Nonetheless, proponents said limiting individual contributions is a common-sense first step toward reducing the influence of money in politics.
“I believe contribution limits are important for the integrity of our election process,” said state Rep. Emily Sirota, a Denver Democrat and sponsor of the bill. “It avoids even the appearance of impropriety.”
The legislation would limit individual donors to $2,500 per election cycle and small donor committees, such as that used by the Denver teachers union, to $25,000.
These limits mirror ones placed on donors to candidates for county office last year.
Right now, state law places no limits on how much an individual donor can give to a school board candidate. In the most recent school board election, candidates who were more supportive of education reform policies received numerous individual donations as high as $10,000.
Even the $2,500 limit is generous under Colorado law. Donors to candidates for statewide offices like governor or treasurer are limited to $575 per election cycle, and donors to state legislature candidates cannot give more than $200. Small donor committees are limited to $6,125 for statewide offices and $2,425 for legislative races.
Amanda Gonzalez, executive director of Common Cause, an advocacy group that supports campaign finance limitations, said that ideally the limits for school board election would be even lower than those in the bill.
“Too much money in politics creates the risk, the appearance, and sometimes the reality of undue influence,” she said. “It also creates an uneven playing field in which not all voices are heard.”

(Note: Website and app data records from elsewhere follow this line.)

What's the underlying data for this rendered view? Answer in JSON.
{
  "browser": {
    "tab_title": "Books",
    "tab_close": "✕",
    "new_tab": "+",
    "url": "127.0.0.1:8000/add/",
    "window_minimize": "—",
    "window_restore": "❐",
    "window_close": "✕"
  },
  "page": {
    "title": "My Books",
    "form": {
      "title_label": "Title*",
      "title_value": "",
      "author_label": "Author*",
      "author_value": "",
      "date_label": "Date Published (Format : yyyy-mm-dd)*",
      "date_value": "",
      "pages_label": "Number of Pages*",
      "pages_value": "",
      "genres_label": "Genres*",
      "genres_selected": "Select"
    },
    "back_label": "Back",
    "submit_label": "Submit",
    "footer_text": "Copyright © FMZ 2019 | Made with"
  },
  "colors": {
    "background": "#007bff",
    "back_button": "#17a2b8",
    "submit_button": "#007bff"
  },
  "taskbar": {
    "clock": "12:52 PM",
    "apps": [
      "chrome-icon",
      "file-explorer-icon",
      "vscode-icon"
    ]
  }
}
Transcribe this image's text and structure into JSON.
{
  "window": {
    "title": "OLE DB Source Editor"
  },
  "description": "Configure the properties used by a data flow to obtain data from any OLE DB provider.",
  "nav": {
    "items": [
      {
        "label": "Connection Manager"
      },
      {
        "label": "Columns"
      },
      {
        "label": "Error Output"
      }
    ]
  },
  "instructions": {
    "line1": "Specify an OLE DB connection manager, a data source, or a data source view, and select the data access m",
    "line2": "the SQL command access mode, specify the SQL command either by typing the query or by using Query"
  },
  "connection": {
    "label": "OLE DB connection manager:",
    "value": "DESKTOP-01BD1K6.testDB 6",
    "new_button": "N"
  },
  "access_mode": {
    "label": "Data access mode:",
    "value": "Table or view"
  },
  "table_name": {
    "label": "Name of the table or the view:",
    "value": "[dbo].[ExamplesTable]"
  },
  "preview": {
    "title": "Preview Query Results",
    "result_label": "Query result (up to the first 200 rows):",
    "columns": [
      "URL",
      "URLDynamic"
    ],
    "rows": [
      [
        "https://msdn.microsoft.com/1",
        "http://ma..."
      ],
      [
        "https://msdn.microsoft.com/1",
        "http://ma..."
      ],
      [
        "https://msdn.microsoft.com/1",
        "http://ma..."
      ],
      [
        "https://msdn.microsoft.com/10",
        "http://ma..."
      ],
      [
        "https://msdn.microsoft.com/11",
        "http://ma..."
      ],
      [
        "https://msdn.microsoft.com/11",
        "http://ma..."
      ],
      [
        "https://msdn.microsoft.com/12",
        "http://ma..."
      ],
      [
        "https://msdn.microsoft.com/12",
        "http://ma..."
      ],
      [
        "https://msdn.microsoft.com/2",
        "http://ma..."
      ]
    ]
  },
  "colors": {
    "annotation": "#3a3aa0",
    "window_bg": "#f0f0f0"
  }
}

Colorado school board elections have become increasingly expensive, not just in Denver but also in districts like Douglas County and Jefferson County, as ideological battles over vouchers, curriculum, and education reform drew national interest.
Previous efforts to limit spending in school board elections were defeated in 2016 and 2018.
Money does not always determine the outcome of school board elections. In the most recent Denver race, Tay Anderson won the at-large race despite being significantly outspent by Alexis Menocal Harrigan, who had the backing of independent expenditure committees associated with education reform. In Jefferson County, Susan Miller defeated a union-backed candidate, Joan Chávez-Lee, who had a huge fundraising advantage.
But as in all elections, money certainly helps — or people wouldn’t bother to spend it.
Radhika Nath, who lost in a three-way race with union-endorsed candidate Baldermann and reform-backed candidate Diana Romero Campbell, told lawmakers that the money spent by other candidates ultimately had a chilling effect on her potential donors, who became skeptical she could prevail.
Independent expenditure committees spent a collective $1.16 million in the 2019 Denver school board race, with the vast majority of that coming from groups associated with education reform.
Asked if limits on individual donations might inadvertently increase the influence of these committees, Sirota said she didn’t think there would be much change.
“What we have seen is in a post-Citizens United world, we cannot limit them,” she said, referring to the Supreme Court decision that opened the door to unlimited spending by these committees. “They already play such an outsized role that I don’t see this making it worse.”